The data —
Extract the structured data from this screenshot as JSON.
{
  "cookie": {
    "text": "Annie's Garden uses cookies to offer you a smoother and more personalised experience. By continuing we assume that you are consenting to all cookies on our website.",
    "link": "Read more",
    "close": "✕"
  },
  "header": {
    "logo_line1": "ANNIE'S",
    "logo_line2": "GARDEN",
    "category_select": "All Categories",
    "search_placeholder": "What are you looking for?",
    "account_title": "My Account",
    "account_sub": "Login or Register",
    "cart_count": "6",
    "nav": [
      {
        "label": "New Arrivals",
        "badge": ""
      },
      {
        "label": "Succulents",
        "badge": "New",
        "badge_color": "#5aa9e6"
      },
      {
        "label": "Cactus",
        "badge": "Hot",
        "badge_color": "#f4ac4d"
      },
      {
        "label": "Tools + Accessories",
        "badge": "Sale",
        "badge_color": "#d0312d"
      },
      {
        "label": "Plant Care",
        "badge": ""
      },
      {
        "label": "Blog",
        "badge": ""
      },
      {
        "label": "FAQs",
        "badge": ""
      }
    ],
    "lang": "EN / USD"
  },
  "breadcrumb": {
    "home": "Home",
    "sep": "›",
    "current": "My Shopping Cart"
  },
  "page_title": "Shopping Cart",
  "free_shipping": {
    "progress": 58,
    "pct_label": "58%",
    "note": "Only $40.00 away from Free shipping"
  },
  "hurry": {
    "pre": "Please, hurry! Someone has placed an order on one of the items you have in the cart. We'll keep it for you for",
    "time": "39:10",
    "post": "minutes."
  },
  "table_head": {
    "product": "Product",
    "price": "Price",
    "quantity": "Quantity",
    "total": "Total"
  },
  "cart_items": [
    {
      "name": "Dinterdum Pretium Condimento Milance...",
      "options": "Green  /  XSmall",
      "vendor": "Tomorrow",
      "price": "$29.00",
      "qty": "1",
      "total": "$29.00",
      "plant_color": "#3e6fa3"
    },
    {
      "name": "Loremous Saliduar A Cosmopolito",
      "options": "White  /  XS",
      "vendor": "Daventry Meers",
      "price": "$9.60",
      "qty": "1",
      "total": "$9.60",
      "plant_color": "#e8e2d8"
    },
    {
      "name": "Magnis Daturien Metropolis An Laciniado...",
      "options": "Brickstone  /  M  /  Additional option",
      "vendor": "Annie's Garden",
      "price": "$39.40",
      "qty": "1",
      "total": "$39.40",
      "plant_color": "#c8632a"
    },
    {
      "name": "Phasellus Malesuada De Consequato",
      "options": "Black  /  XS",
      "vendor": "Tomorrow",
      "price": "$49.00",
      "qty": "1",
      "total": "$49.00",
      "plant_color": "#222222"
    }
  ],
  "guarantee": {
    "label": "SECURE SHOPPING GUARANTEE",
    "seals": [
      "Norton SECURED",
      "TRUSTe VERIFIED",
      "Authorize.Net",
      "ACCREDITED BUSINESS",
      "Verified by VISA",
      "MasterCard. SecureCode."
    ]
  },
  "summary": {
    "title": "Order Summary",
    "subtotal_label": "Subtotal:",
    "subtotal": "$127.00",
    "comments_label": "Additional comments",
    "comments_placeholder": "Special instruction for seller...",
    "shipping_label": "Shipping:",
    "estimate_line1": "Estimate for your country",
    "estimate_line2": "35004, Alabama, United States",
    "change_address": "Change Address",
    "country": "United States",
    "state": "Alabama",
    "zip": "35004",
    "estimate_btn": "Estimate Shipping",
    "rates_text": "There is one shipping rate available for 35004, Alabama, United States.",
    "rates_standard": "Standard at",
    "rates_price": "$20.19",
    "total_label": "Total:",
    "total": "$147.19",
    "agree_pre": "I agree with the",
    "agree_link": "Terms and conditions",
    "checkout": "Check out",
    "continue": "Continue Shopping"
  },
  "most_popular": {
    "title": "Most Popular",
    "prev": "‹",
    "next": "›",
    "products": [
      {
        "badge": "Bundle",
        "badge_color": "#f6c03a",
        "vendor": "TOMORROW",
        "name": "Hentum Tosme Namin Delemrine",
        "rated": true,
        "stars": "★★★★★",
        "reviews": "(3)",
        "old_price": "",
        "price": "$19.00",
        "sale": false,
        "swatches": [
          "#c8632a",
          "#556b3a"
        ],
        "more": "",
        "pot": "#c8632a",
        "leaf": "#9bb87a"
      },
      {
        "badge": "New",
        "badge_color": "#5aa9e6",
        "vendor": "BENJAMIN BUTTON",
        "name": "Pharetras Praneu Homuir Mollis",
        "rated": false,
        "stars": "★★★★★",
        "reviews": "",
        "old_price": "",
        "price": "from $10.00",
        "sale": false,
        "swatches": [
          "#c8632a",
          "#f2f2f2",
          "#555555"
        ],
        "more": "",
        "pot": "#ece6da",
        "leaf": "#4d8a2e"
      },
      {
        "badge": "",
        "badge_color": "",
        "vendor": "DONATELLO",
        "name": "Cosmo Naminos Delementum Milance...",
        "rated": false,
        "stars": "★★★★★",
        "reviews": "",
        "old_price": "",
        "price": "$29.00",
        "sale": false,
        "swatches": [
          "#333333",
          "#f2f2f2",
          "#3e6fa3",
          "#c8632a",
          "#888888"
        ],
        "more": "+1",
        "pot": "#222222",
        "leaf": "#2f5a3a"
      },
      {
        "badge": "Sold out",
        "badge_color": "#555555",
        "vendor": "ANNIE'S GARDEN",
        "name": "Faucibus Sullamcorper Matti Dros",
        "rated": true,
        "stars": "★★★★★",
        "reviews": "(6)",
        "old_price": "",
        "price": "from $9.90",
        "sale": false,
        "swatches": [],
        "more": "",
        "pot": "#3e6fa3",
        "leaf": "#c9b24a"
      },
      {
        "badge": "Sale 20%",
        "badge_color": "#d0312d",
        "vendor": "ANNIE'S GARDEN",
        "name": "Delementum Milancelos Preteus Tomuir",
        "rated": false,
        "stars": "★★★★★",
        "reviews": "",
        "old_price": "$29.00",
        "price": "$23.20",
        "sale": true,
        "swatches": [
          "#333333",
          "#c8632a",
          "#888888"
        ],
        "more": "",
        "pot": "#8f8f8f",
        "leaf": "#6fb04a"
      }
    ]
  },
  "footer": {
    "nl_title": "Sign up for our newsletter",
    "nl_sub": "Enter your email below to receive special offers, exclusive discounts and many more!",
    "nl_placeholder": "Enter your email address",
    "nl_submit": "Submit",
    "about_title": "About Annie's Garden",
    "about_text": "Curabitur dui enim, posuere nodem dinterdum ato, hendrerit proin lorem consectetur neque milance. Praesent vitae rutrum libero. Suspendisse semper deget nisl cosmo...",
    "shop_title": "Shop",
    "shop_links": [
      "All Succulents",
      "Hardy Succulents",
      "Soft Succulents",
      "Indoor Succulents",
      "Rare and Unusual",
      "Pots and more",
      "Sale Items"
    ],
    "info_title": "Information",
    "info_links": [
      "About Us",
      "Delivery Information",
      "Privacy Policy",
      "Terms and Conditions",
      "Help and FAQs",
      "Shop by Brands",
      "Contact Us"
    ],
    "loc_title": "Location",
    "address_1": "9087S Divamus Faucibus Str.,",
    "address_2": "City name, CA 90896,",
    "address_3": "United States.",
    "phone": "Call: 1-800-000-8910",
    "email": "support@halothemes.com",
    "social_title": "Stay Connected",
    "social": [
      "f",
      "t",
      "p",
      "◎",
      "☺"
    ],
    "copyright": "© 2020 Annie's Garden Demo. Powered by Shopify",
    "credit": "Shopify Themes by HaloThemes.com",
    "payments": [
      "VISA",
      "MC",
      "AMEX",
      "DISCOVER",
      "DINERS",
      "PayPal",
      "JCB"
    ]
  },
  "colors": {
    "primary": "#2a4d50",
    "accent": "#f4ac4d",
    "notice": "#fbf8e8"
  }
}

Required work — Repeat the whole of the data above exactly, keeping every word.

Response area —
Extract the structured data from this screenshot as JSON.
{
  "cookie": {
    "text": "Annie's Garden uses cookies to offer you a smoother and more personalised experience. By continuing we assume that you are consenting to all cookies on our website.",
    "link": "Read more",
    "close": "✕"
  },
  "header": {
    "logo_line1": "ANNIE'S",
    "logo_line2": "GARDEN",
    "category_select": "All Categories",
    "search_placeholder": "What are you looking for?",
    "account_title": "My Account",
    "account_sub": "Login or Register",
    "cart_count": "6",
    "nav": [
      {
        "label": "New Arrivals",
        "badge": ""
      },
      {
        "label": "Succulents",
        "badge": "New",
        "badge_color": "#5aa9e6"
      },
      {
        "label": "Cactus",
        "badge": "Hot",
        "badge_color": "#f4ac4d"
      },
      {
        "label": "Tools + Accessories",
        "badge": "Sale",
        "badge_color": "#d0312d"
      },
      {
        "label": "Plant Care",
        "badge": ""
      },
      {
        "label": "Blog",
        "badge": ""
      },
      {
        "label": "FAQs",
        "badge": ""
      }
    ],
    "lang": "EN / USD"
  },
  "breadcrumb": {
    "home": "Home",
    "sep": "›",
    "current": "My Shopping Cart"
  },
  "page_title": "Shopping Cart",
  "free_shipping": {
    "progress": 58,
    "pct_label": "58%",
    "note": "Only $40.00 away from Free shipping"
  },
  "hurry": {
    "pre": "Please, hurry! Someone has placed an order on one of the items you have in the cart. We'll keep it for you for",
    "time": "39:10",
    "post": "minutes."
  },
  "table_head": {
    "product": "Product",
    "price": "Price",
    "quantity": "Quantity",
    "total": "Total"
  },
  "cart_items": [
    {
      "name": "Dinterdum Pretium Condimento Milance...",
      "options": "Green  /  XSmall",
      "vendor": "Tomorrow",
      "price": "$29.00",
      "qty": "1",
      "total": "$29.00",
      "plant_color": "#3e6fa3"
    },
    {
      "name": "Loremous Saliduar A Cosmopolito",
      "options": "White  /  XS",
      "vendor": "Daventry Meers",
      "price": "$9.60",
      "qty": "1",
      "total": "$9.60",
      "plant_color": "#e8e2d8"
    },
    {
      "name": "Magnis Daturien Metropolis An Laciniado...",
      "options": "Brickstone  /  M  /  Additional option",
      "vendor": "Annie's Garden",
      "price": "$39.40",
      "qty": "1",
      "total": "$39.40",
      "plant_color": "#c8632a"
    },
    {
      "name": "Phasellus Malesuada De Consequato",
      "options": "Black  /  XS",
      "vendor": "Tomorrow",
      "price": "$49.00",
      "qty": "1",
      "total": "$49.00",
      "plant_color": "#222222"
    }
  ],
  "guarantee": {
    "label": "SECURE SHOPPING GUARANTEE",
    "seals": [
      "Norton SECURED",
      "TRUSTe VERIFIED",
      "Authorize.Net",
      "ACCREDITED BUSINESS",
      "Verified by VISA",
      "MasterCard. SecureCode."
    ]
  },
  "summary": {
    "title": "Order Summary",
    "subtotal_label": "Subtotal:",
    "subtotal": "$127.00",
    "comments_label": "Additional comments",
    "comments_placeholder": "Special instruction for seller...",
    "shipping_label": "Shipping:",
    "estimate_line1": "Estimate for your country",
    "estimate_line2": "35004, Alabama, United States",
    "change_address": "Change Address",
    "country": "United States",
    "state": "Alabama",
    "zip": "35004",
    "estimate_btn": "Estimate Shipping",
    "rates_text": "There is one shipping rate available for 35004, Alabama, United States.",
    "rates_standard": "Standard at",
    "rates_price": "$20.19",
    "total_label": "Total:",
    "total": "$147.19",
    "agree_pre": "I agree with the",
    "agree_link": "Terms and conditions",
    "checkout": "Check out",
    "continue": "Continue Shopping"
  },
  "most_popular": {
    "title": "Most Popular",
    "prev": "‹",
    "next": "›",
    "products": [
      {
        "badge": "Bundle",
        "badge_color": "#f6c03a",
        "vendor": "TOMORROW",
        "name": "Hentum Tosme Namin Delemrine",
        "rated": true,
        "stars": "★★★★★",
        "reviews": "(3)",
        "old_price": "",
        "price": "$19.00",
        "sale": false,
        "swatches": [
          "#c8632a",
          "#556b3a"
        ],
        "more": "",
        "pot": "#c8632a",
        "leaf": "#9bb87a"
      },
      {
        "badge": "New",
        "badge_color": "#5aa9e6",
        "vendor": "BENJAMIN BUTTON",
        "name": "Pharetras Praneu Homuir Mollis",
        "rated": false,
        "stars": "★★★★★",
        "reviews": "",
        "old_price": "",
        "price": "from $10.00",
        "sale": false,
        "swatches": [
          "#c8632a",
          "#f2f2f2",
          "#555555"
        ],
        "more": "",
        "pot": "#ece6da",
        "leaf": "#4d8a2e"
      },
      {
        "badge": "",
        "badge_color": "",
        "vendor": "DONATELLO",
        "name": "Cosmo Naminos Delementum Milance...",
        "rated": false,
        "stars": "★★★★★",
        "reviews": "",
        "old_price": "",
        "price": "$29.00",
        "sale": false,
        "swatches": [
          "#333333",
          "#f2f2f2",
          "#3e6fa3",
          "#c8632a",
          "#888888"
        ],
        "more": "+1",
        "pot": "#222222",
        "leaf": "#2f5a3a"
      },
      {
        "badge": "Sold out",
        "badge_color": "#555555",
        "vendor": "ANNIE'S GARDEN",
        "name": "Faucibus Sullamcorper Matti Dros",
        "rated": true,
        "stars": "★★★★★",
        "reviews": "(6)",
        "old_price": "",
        "price": "from $9.90",
        "sale": false,
        "swatches": [],
        "more": "",
        "pot": "#3e6fa3",
        "leaf": "#c9b24a"
      },
      {
        "badge": "Sale 20%",
        "badge_color": "#d0312d",
        "vendor": "ANNIE'S GARDEN",
        "name": "Delementum Milancelos Preteus Tomuir",
        "rated": false,
        "stars": "★★★★★",
        "reviews": "",
        "old_price": "$29.00",
        "price": "$23.20",
        "sale": true,
        "swatches": [
          "#333333",
          "#c8632a",
          "#888888"
        ],
        "more": "",
        "pot": "#8f8f8f",
        "leaf": "#6fb04a"
      }
    ]
  },
  "footer": {
    "nl_title": "Sign up for our newsletter",
    "nl_sub": "Enter your email below to receive special offers, exclusive discounts and many more!",
    "nl_placeholder": "Enter your email address",
    "nl_submit": "Submit",
    "about_title": "About Annie's Garden",
    "about_text": "Curabitur dui enim, posuere nodem dinterdum ato, hendrerit proin lorem consectetur neque milance. Praesent vitae rutrum libero. Suspendisse semper deget nisl cosmo...",
    "shop_title": "Shop",
    "shop_links": [
      "All Succulents",
      "Hardy Succulents",
      "Soft Succulents",
      "Indoor Succulents",
      "Rare and Unusual",
      "Pots and more",
      "Sale Items"
    ],
    "info_title": "Information",
    "info_links": [
      "About Us",
      "Delivery Information",
      "Privacy Policy",
      "Terms and Conditions",
      "Help and FAQs",
      "Shop by Brands",
      "Contact Us"
    ],
    "loc_title": "Location",
    "address_1": "9087S Divamus Faucibus Str.,",
    "address_2": "City name, CA 90896,",
    "address_3": "United States.",
    "phone": "Call: 1-800-000-8910",
    "email": "support@halothemes.com",
    "social_title": "Stay Connected",
    "social": [
      "f",
      "t",
      "p",
      "◎",
      "☺"
    ],
    "copyright": "© 2020 Annie's Garden Demo. Powered by Shopify",
    "credit": "Shopify Themes by HaloThemes.com",
    "payments": [
      "VISA",
      "MC",
      "AMEX",
      "DISCOVER",
      "DINERS",
      "PayPal",
      "JCB"
    ]
  },
  "colors": {
    "primary": "#2a4d50",
    "accent": "#f4ac4d",
    "notice": "#fbf8e8"
  }
}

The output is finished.